### TASK STATEMENT
You are asked to write out the entries exactly as they are given.

### INFORMATION
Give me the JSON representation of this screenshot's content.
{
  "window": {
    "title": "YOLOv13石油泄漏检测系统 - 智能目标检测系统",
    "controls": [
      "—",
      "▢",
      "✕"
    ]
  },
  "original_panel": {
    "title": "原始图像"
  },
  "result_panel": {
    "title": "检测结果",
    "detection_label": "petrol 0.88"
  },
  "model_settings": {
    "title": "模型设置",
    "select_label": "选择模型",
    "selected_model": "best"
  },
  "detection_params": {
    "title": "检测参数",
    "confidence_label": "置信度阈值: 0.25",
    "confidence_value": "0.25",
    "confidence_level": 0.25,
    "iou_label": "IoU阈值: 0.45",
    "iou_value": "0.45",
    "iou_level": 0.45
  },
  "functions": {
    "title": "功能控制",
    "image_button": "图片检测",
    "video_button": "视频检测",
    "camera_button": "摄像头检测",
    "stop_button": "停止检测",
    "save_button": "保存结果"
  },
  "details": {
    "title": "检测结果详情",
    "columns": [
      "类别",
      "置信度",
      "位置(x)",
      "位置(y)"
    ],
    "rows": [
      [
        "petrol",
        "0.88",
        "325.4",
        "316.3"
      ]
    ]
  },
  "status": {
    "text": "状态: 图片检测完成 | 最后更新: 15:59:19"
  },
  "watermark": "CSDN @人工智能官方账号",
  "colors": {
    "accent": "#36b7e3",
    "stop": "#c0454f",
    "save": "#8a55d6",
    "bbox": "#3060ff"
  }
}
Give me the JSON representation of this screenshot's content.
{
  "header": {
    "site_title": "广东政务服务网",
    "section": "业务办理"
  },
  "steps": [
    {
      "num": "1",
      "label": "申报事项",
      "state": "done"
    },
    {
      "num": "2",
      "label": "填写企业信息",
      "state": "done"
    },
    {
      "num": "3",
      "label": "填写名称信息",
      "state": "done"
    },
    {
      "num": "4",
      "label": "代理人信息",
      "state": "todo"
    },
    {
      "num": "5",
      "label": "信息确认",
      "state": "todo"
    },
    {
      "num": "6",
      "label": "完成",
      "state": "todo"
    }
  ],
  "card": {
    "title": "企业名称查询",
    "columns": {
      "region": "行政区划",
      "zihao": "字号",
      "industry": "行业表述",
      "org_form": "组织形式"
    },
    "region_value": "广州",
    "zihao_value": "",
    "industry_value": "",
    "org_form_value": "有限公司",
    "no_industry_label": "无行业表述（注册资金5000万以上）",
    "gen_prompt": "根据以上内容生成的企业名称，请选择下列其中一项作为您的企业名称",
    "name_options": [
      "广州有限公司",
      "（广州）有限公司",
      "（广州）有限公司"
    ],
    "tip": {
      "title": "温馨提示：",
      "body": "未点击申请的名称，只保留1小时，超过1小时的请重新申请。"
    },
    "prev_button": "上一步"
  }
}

### SOLUTION TO THIS TASK
Give me the JSON representation of this screenshot's content.
{
  "window": {
    "title": "YOLOv13石油泄漏检测系统 - 智能目标检测系统",
    "controls": [
      "—",
      "▢",
      "✕"
    ]
  },
  "original_panel": {
    "title": "原始图像"
  },
  "result_panel": {
    "title": "检测结果",
    "detection_label": "petrol 0.88"
  },
  "model_settings": {
    "title": "模型设置",
    "select_label": "选择模型",
    "selected_model": "best"
  },
  "detection_params": {
    "title": "检测参数",
    "confidence_label": "置信度阈值: 0.25",
    "confidence_value": "0.25",
    "confidence_level": 0.25,
    "iou_label": "IoU阈值: 0.45",
    "iou_value": "0.45",
    "iou_level": 0.45
  },
  "functions": {
    "title": "功能控制",
    "image_button": "图片检测",
    "video_button": "视频检测",
    "camera_button": "摄像头检测",
    "stop_button": "停止检测",
    "save_button": "保存结果"
  },
  "details": {
    "title": "检测结果详情",
    "columns": [
      "类别",
      "置信度",
      "位置(x)",
      "位置(y)"
    ],
    "rows": [
      [
        "petrol",
        "0.88",
        "325.4",
        "316.3"
      ]
    ]
  },
  "status": {
    "text": "状态: 图片检测完成 | 最后更新: 15:59:19"
  },
  "watermark": "CSDN @人工智能官方账号",
  "colors": {
    "accent": "#36b7e3",
    "stop": "#c0454f",
    "save": "#8a55d6",
    "bbox": "#3060ff"
  }
}
Give me the JSON representation of this screenshot's content.
{
  "header": {
    "site_title": "广东政务服务网",
    "section": "业务办理"
  },
  "steps": [
    {
      "num": "1",
      "label": "申报事项",
      "state": "done"
    },
    {
      "num": "2",
      "label": "填写企业信息",
      "state": "done"
    },
    {
      "num": "3",
      "label": "填写名称信息",
      "state": "done"
    },
    {
      "num": "4",
      "label": "代理人信息",
      "state": "todo"
    },
    {
      "num": "5",
      "label": "信息确认",
      "state": "todo"
    },
    {
      "num": "6",
      "label": "完成",
      "state": "todo"
    }
  ],
  "card": {
    "title": "企业名称查询",
    "columns": {
      "region": "行政区划",
      "zihao": "字号",
      "industry": "行业表述",
      "org_form": "组织形式"
    },
    "region_value": "广州",
    "zihao_value": "",
    "industry_value": "",
    "org_form_value": "有限公司",
    "no_industry_label": "无行业表述（注册资金5000万以上）",
    "gen_prompt": "根据以上内容生成的企业名称，请选择下列其中一项作为您的企业名称",
    "name_options": [
      "广州有限公司",
      "（广州）有限公司",
      "（广州）有限公司"
    ],
    "tip": {
      "title": "温馨提示：",
      "body": "未点击申请的名称，只保留1小时，超过1小时的请重新申请。"
    },
    "prev_button": "上一步"
  }
}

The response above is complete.